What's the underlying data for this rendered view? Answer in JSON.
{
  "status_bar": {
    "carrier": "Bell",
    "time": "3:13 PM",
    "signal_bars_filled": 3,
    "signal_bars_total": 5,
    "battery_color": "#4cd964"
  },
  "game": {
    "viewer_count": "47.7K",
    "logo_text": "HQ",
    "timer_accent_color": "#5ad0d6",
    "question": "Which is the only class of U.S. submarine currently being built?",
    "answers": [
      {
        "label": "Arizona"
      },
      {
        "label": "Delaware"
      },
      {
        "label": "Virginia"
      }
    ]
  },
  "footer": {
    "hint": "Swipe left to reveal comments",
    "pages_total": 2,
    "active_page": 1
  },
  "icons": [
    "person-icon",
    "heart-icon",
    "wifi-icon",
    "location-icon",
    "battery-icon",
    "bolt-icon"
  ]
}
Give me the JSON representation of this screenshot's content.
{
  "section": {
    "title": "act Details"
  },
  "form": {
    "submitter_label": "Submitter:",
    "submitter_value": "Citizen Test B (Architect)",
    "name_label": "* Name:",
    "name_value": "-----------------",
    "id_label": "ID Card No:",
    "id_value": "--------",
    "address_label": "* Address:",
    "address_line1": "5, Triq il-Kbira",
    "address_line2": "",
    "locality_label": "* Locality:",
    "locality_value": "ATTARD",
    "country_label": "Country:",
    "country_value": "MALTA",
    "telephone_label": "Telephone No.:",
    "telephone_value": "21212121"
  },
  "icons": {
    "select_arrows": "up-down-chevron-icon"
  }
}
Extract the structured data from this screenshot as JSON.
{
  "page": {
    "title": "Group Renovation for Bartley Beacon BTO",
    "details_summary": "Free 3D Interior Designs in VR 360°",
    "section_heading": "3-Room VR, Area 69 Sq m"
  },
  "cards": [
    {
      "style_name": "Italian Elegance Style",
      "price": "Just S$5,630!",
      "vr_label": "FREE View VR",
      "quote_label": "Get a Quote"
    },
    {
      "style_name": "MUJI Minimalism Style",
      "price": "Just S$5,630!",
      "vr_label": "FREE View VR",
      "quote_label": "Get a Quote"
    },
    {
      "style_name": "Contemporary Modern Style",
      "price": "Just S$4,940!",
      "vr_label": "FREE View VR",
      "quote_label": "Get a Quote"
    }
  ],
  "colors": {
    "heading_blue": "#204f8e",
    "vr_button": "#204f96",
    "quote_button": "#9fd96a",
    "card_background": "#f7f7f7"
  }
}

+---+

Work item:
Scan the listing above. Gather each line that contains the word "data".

Solved exercise:
What's the underlying data for this rendered view? Answer in JSON.
Extract the structured data from this screenshot as JSON.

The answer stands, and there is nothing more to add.